In difficult economic times, Lean thinking strikes a chord for manufacturers as it promises to reduce costs, improve quality and transform the bottom line by eliminating waste in every area of the value stream, including factory management and supplier networks. Its goal is to eliminate non-value added processing from the customers’ perspective, enabling less inventory, less space, less resource, less time and less cost to produce more – and all highly responsive to customer demand.

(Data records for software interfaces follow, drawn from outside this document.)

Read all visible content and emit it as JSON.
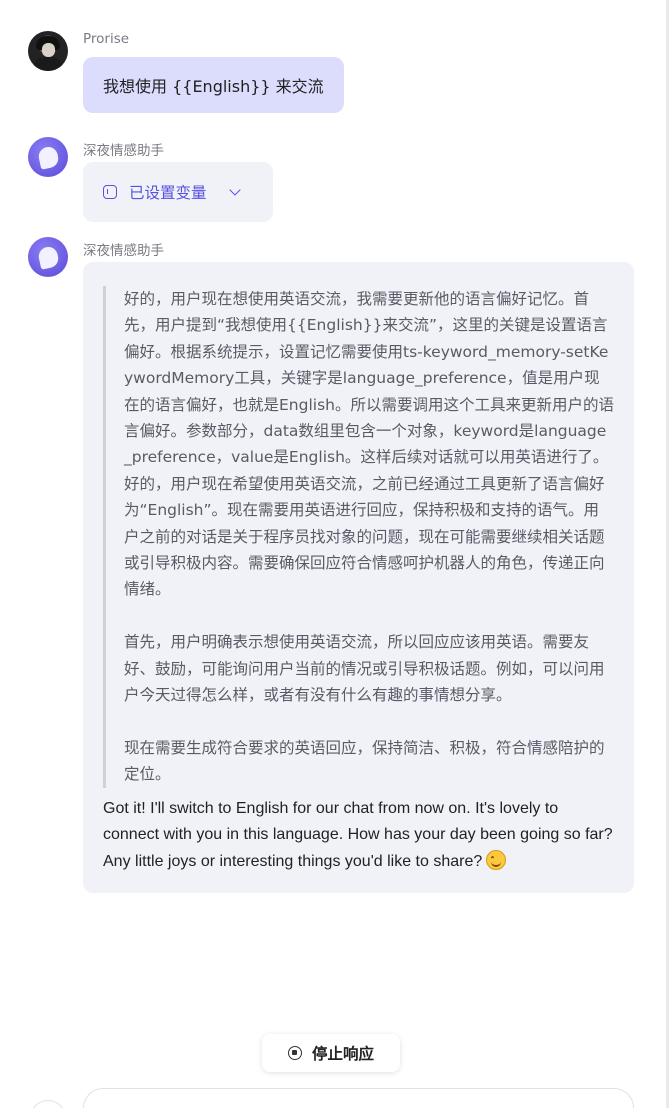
{
  "messages": {
    "user": {
      "name": "Prorise",
      "text": "我想使用 {{English}} 来交流"
    },
    "assistant_variable": {
      "name": "深夜情感助手",
      "label": "已设置变量"
    },
    "assistant_reply": {
      "name": "深夜情感助手",
      "thinking": [
        "好的，用户现在想使用英语交流，我需要更新他的语言偏好记忆。首先，用户提到“我想使用{{English}}来交流”，这里的关键是设置语言偏好。根据系统提示，设置记忆需要使用ts-keyword_memory-setKeywordMemory工具，关键字是language_preference，值是用户现在的语言偏好，也就是English。所以需要调用这个工具来更新用户的语言偏好。参数部分，data数组里包含一个对象，keyword是language_preference，value是English。这样后续对话就可以用英语进行了。",
        "好的，用户现在希望使用英语交流，之前已经通过工具更新了语言偏好为“English”。现在需要用英语进行回应，保持积极和支持的语气。用户之前的对话是关于程序员找对象的问题，现在可能需要继续相关话题或引导积极内容。需要确保回应符合情感呵护机器人的角色，传递正向情绪。",
        "首先，用户明确表示想使用英语交流，所以回应应该用英语。需要友好、鼓励，可能询问用户当前的情况或引导积极话题。例如，可以问用户今天过得怎么样，或者有没有什么有趣的事情想分享。",
        "现在需要生成符合要求的英语回应，保持简洁、积极，符合情感陪护的定位。"
      ],
      "answer": "Got it! I'll switch to English for our chat from now on. It's lovely to connect with you in this language. How has your day been going so far? Any little joys or interesting things you'd like to share?",
      "emoji": "smiling-face-icon"
    }
  },
  "controls": {
    "stop_label": "停止响应"
  },
  "colors": {
    "user_bubble": "#dcdcfc",
    "assistant_bubble": "#f1f2f8",
    "accent": "#5651e0"
  }
}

Lean manufacturing is about the obsessive elimination of waste – waste being defined by lean practitioners as what customers would perceive as processes and actions that don’t add ‘value’, and for which they don’t want to pay. Given the current difficult conditions for much of manufacturing in the developed world, lean is also commonly associated with getting more from less. But for the tightest definition, go to the U.S. National Institute of Standards and Technology (NIST) Manufacturing Extension Partnership (MEP), which describes lean as “A systematic approach to identifying and eliminating waste through continuous improvement, flowing the product at the pull of the customer in pursuit of perfection.”
Succinct, yes, but useful too because implicit in that sentence is a clear warning for Lean manufacturing wannabes to avoid cherry picking lean initiatives and methodologies – such as simply setting up kanban replenishment, focusing on reducing set-up times, or doing the workplace 5Ss (sort, set in order, shine, standardize and sustain) somewhere in production or a warehouse. Instead, this definition of lean manufacturing leads instantly to the strategic, top down view, as enshrined in lean’s five governing principles.
First, deliver value with, as above, the customer at front of mind. Second, identify the value stream (by value stream mapping all the stages of production, warehousing and ultimately the entire business). Third, make the value flow, with a goal (mostly unreachable) of single piece flow, by moving from the current state to a chosen future state – and remembering, crucially, that information also needs to flow. Fourth, make-to-order, meaning only make or do anything when you need to – using, for example, JIT (just in time) principles. And fifth, strive for (almost unattainable) perfection, using the methodologies and tools for both continuous and blitz (kaizen) improvements. Underpinning all of that thinking is removal of the seven prevalent wastes of lean manufacturing – those aspects that, again, fail to add value.